- Data supplied -
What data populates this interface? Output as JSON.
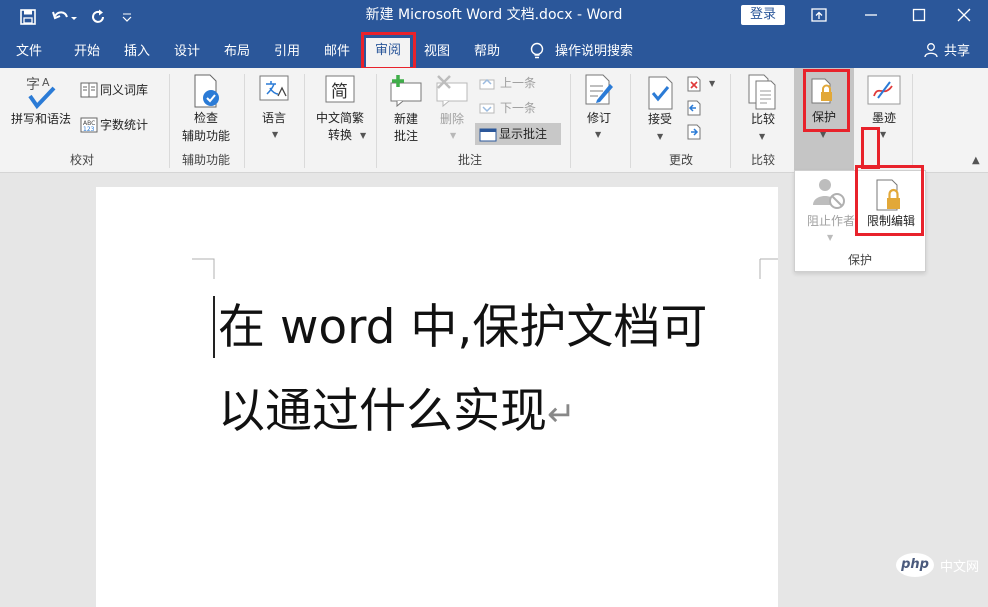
{
  "window": {
    "title": "新建 Microsoft Word 文档.docx  -  Word",
    "login_label": "登录",
    "colors": {
      "title_bar": "#2b579a",
      "ribbon": "#f3f3f3",
      "highlight": "#e8222b"
    }
  },
  "quick_access": {
    "icons": [
      "save-icon",
      "undo-icon",
      "redo-icon",
      "customize-icon"
    ]
  },
  "window_controls": {
    "icons": [
      "ribbon-display-icon",
      "minimize-icon",
      "maximize-icon",
      "close-icon"
    ]
  },
  "tabs": [
    {
      "label": "文件"
    },
    {
      "label": "开始"
    },
    {
      "label": "插入"
    },
    {
      "label": "设计"
    },
    {
      "label": "布局"
    },
    {
      "label": "引用"
    },
    {
      "label": "邮件"
    },
    {
      "label": "审阅",
      "active": true
    },
    {
      "label": "视图"
    },
    {
      "label": "帮助"
    }
  ],
  "tell_me": "操作说明搜索",
  "share": "共享",
  "ribbon": {
    "proofing": {
      "spelling": "拼写和语法",
      "thesaurus": "同义词库",
      "word_count": "字数统计",
      "group": "校对"
    },
    "accessibility": {
      "check_line1": "检查",
      "check_line2": "辅助功能",
      "group": "辅助功能"
    },
    "language": {
      "label": "语言"
    },
    "chinese": {
      "glyph": "简",
      "line1": "中文简繁",
      "line2": "转换"
    },
    "comments": {
      "new_line1": "新建",
      "new_line2": "批注",
      "delete": "删除",
      "previous": "上一条",
      "next": "下一条",
      "show": "显示批注",
      "group": "批注"
    },
    "tracking": {
      "label": "修订"
    },
    "changes": {
      "accept": "接受",
      "group": "更改"
    },
    "compare": {
      "label": "比较",
      "group": "比较"
    },
    "protect": {
      "label": "保护"
    },
    "ink": {
      "label": "墨迹"
    }
  },
  "protect_menu": {
    "block_authors": "阻止作者",
    "restrict_editing": "限制编辑",
    "group": "保护"
  },
  "document": {
    "line1": "在 word 中,保护文档可",
    "line2": "以通过什么实现",
    "paragraph_mark": "↵"
  },
  "watermark": {
    "badge": "php",
    "text": "中文网"
  }
}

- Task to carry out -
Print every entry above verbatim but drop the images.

- Answer to the problem -
What data populates this interface? Output as JSON.
{
  "window": {
    "title": "新建 Microsoft Word 文档.docx  -  Word",
    "login_label": "登录",
    "colors": {
      "title_bar": "#2b579a",
      "ribbon": "#f3f3f3",
      "highlight": "#e8222b"
    }
  },
  "quick_access": {
    "icons": [
      "save-icon",
      "undo-icon",
      "redo-icon",
      "customize-icon"
    ]
  },
  "window_controls": {
    "icons": [
      "ribbon-display-icon",
      "minimize-icon",
      "maximize-icon",
      "close-icon"
    ]
  },
  "tabs": [
    {
      "label": "文件"
    },
    {
      "label": "开始"
    },
    {
      "label": "插入"
    },
    {
      "label": "设计"
    },
    {
      "label": "布局"
    },
    {
      "label": "引用"
    },
    {
      "label": "邮件"
    },
    {
      "label": "审阅",
      "active": true
    },
    {
      "label": "视图"
    },
    {
      "label": "帮助"
    }
  ],
  "tell_me": "操作说明搜索",
  "share": "共享",
  "ribbon": {
    "proofing": {
      "spelling": "拼写和语法",
      "thesaurus": "同义词库",
      "word_count": "字数统计",
      "group": "校对"
    },
    "accessibility": {
      "check_line1": "检查",
      "check_line2": "辅助功能",
      "group": "辅助功能"
    },
    "language": {
      "label": "语言"
    },
    "chinese": {
      "glyph": "简",
      "line1": "中文简繁",
      "line2": "转换"
    },
    "comments": {
      "new_line1": "新建",
      "new_line2": "批注",
      "delete": "删除",
      "previous": "上一条",
      "next": "下一条",
      "show": "显示批注",
      "group": "批注"
    },
    "tracking": {
      "label": "修订"
    },
    "changes": {
      "accept": "接受",
      "group": "更改"
    },
    "compare": {
      "label": "比较",
      "group": "比较"
    },
    "protect": {
      "label": "保护"
    },
    "ink": {
      "label": "墨迹"
    }
  },
  "protect_menu": {
    "block_authors": "阻止作者",
    "restrict_editing": "限制编辑",
    "group": "保护"
  },
  "document": {
    "line1": "在 word 中,保护文档可",
    "line2": "以通过什么实现",
    "paragraph_mark": "↵"
  },
  "watermark": {
    "badge": "php",
    "text": "中文网"
  }
}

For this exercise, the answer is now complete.